Before the ceremony closed, Spencer Silveus, who served as the third-year president for the class of 2022, made brief remarks highlighting the group’s bond and special connections they have made throughout their time in law school.
As is custom at the commencement ceremony, faculty retirees were recognized for their dedicated service to the university and the law school. Retiring from the faculty this year are Professors Brad Bishop and John Carroll. Bishop has been a part of Samford’s faculty for 55 years and Carroll served the faculty for 21 years. In addition, President Taylor acknowledged Dean Strickland for his service as dean since 2014. Strickland will return to full-time teaching in the next academic year.
Following the ceremony, a reception was held for the graduates and their guests.

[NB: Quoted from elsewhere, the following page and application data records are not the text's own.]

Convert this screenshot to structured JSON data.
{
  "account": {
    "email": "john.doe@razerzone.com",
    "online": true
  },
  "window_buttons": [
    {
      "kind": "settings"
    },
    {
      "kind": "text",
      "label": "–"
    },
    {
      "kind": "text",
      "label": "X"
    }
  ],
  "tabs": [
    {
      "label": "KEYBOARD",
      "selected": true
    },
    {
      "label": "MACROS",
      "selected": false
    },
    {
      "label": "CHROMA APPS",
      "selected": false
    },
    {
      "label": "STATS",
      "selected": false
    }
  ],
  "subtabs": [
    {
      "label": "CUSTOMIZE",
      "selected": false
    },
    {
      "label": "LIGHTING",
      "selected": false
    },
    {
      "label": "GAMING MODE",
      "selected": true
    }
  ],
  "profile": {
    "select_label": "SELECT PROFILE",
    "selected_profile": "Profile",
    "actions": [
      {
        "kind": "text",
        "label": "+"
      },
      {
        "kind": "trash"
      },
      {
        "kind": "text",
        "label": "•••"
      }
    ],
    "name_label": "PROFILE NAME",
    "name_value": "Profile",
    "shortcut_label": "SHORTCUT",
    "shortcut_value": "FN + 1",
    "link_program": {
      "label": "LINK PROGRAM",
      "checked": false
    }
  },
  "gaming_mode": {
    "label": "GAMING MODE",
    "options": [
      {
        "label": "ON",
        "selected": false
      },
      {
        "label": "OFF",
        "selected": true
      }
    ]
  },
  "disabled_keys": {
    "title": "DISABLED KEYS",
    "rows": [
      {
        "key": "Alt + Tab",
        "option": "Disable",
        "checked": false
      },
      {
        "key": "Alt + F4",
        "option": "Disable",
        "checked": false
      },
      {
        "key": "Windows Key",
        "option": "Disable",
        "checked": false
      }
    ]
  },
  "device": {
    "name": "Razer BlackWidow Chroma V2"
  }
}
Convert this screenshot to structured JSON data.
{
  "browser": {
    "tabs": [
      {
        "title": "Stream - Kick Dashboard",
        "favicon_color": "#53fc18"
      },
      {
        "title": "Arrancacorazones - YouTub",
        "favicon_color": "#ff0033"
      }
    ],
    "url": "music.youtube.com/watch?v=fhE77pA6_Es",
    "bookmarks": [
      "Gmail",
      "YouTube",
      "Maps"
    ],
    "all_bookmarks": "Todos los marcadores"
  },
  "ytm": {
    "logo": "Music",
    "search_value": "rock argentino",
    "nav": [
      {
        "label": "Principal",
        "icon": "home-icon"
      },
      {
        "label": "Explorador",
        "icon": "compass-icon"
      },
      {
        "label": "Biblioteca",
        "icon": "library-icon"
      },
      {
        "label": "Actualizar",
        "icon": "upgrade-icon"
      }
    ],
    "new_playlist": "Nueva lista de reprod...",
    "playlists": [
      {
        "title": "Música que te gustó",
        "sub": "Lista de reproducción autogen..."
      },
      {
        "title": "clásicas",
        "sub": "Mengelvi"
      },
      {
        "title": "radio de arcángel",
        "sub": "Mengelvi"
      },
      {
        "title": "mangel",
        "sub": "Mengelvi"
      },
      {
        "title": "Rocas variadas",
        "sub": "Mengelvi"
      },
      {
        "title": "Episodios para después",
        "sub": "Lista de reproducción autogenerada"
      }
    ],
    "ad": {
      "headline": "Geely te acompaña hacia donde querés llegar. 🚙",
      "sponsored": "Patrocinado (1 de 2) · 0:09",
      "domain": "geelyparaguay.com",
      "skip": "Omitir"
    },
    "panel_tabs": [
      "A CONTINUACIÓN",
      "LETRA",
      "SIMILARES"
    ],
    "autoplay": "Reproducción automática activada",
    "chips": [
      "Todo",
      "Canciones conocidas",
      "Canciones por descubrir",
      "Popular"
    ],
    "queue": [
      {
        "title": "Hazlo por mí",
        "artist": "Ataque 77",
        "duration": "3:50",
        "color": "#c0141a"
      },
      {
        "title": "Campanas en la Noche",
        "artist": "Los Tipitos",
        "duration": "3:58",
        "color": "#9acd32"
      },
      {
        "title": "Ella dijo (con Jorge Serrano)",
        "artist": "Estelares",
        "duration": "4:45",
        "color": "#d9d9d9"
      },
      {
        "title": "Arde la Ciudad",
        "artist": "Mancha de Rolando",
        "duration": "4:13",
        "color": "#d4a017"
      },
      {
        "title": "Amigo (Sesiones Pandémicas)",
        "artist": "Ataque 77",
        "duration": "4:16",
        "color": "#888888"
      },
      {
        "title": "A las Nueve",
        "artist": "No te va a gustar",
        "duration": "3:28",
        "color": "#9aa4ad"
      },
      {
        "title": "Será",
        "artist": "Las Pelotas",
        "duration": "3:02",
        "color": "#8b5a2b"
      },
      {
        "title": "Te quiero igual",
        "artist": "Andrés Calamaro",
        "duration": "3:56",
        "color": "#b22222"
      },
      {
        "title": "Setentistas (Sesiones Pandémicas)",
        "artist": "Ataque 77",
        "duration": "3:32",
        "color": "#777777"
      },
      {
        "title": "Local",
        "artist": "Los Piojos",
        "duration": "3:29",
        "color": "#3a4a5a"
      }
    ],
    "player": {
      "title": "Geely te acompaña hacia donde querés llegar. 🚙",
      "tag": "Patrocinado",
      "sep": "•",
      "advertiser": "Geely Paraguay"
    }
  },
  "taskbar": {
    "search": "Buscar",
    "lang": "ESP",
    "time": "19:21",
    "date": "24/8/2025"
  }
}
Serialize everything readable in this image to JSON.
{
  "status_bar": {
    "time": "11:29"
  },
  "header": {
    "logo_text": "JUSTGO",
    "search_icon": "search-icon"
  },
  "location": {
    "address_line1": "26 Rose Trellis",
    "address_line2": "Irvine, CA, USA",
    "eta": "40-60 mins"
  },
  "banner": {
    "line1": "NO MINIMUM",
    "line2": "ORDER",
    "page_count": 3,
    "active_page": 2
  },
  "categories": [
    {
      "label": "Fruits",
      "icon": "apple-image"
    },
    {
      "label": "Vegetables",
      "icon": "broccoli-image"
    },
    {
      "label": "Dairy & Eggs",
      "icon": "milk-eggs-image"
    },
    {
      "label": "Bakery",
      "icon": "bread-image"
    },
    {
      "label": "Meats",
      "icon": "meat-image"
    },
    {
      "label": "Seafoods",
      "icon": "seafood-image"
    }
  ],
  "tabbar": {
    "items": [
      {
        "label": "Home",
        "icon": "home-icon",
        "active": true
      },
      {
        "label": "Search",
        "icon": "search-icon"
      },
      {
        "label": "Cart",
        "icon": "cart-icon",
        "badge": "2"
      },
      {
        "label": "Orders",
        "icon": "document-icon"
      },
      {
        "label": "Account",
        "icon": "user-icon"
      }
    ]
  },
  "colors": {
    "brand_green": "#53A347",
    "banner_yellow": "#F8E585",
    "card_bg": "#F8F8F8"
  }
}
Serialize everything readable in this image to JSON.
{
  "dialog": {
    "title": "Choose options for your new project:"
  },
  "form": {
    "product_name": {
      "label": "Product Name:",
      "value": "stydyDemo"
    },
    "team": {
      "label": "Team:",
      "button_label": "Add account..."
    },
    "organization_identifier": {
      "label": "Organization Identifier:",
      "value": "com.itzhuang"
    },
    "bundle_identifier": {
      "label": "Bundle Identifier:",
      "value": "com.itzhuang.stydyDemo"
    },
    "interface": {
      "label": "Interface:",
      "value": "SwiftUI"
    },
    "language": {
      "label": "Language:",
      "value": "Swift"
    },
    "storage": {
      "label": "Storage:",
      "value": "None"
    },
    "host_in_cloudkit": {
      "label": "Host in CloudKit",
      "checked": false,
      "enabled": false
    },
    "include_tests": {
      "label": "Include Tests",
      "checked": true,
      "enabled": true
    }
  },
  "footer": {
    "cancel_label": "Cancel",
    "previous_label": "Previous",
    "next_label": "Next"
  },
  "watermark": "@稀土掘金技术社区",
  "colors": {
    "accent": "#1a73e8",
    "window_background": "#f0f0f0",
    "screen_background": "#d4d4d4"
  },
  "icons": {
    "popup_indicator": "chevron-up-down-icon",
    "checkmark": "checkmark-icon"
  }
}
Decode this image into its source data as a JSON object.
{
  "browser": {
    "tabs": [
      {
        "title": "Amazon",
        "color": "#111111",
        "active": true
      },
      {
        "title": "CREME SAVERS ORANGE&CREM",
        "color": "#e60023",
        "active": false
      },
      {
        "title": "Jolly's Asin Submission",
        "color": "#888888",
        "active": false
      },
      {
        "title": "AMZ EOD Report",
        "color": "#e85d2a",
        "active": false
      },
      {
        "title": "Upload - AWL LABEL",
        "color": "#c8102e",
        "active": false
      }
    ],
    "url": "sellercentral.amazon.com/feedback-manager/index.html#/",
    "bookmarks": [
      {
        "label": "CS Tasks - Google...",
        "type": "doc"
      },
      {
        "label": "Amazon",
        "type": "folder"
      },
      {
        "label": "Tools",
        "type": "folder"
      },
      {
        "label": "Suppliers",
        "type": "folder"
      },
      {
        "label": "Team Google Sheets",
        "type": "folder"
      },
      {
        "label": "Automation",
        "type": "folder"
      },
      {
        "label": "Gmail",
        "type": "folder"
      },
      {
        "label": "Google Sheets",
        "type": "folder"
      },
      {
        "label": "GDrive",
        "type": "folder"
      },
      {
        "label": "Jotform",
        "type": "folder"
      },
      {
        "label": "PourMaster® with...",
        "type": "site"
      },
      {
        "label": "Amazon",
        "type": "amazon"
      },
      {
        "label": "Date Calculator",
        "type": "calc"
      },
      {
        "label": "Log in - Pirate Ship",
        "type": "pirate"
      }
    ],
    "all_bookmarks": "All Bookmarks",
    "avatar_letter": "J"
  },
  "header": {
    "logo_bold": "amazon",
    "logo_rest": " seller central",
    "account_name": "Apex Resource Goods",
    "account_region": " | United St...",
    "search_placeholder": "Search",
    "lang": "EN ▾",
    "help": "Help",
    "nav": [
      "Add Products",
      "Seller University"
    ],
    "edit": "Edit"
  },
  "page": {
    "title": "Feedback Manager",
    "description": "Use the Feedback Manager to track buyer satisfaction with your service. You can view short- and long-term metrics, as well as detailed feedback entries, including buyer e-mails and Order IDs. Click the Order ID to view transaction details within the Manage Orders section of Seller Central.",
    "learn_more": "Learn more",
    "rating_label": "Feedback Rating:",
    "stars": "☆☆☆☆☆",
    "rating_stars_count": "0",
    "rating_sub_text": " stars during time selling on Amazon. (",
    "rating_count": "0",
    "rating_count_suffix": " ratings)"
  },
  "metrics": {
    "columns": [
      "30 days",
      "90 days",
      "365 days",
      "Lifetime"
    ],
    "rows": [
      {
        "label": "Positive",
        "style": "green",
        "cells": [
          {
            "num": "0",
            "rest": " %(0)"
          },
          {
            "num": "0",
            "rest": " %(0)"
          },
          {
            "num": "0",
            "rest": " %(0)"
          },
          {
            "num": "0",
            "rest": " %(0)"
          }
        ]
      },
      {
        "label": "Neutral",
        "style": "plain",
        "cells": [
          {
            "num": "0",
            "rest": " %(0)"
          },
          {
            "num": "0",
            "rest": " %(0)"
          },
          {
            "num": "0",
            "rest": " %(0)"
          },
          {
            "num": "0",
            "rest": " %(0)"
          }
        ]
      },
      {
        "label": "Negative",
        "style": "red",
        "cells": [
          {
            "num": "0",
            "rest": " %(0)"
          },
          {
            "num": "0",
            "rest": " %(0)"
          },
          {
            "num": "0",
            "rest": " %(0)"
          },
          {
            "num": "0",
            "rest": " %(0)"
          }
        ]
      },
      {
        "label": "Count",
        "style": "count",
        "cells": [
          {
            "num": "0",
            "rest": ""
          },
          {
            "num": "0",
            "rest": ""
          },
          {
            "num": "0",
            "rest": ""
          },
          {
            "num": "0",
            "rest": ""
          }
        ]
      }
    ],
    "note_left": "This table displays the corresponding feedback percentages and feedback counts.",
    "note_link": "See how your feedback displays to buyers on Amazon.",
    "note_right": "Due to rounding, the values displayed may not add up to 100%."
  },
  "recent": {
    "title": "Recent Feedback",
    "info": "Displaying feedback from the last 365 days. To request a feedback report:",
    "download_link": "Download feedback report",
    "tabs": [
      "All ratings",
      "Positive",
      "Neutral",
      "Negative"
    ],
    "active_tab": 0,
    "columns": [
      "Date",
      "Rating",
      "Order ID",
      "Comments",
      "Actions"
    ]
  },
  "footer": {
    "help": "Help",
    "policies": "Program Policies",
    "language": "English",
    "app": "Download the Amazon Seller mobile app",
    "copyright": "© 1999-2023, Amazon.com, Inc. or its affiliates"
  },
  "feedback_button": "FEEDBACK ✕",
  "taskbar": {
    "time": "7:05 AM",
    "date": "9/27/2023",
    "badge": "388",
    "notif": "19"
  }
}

Samford is a leading Christian university offering undergraduate programs grounded in the liberal arts with an array of nationally recognized graduate and professional schools. Founded in 1841, Samford is the 87th-oldest institution of higher learning in the United States. Samford enrolls 5,791 students from 49 states, Puerto Rico and 16 countries in its 10 academic schools: arts, arts and sciences, business, divinity, education, health professions, law, nursing, pharmacy and public health. Samford fields 17 athletic teams that compete in the tradition-rich Southern Conference and ranks 6th nationally for its Graduation Success Rate among all NCAA Division I schools.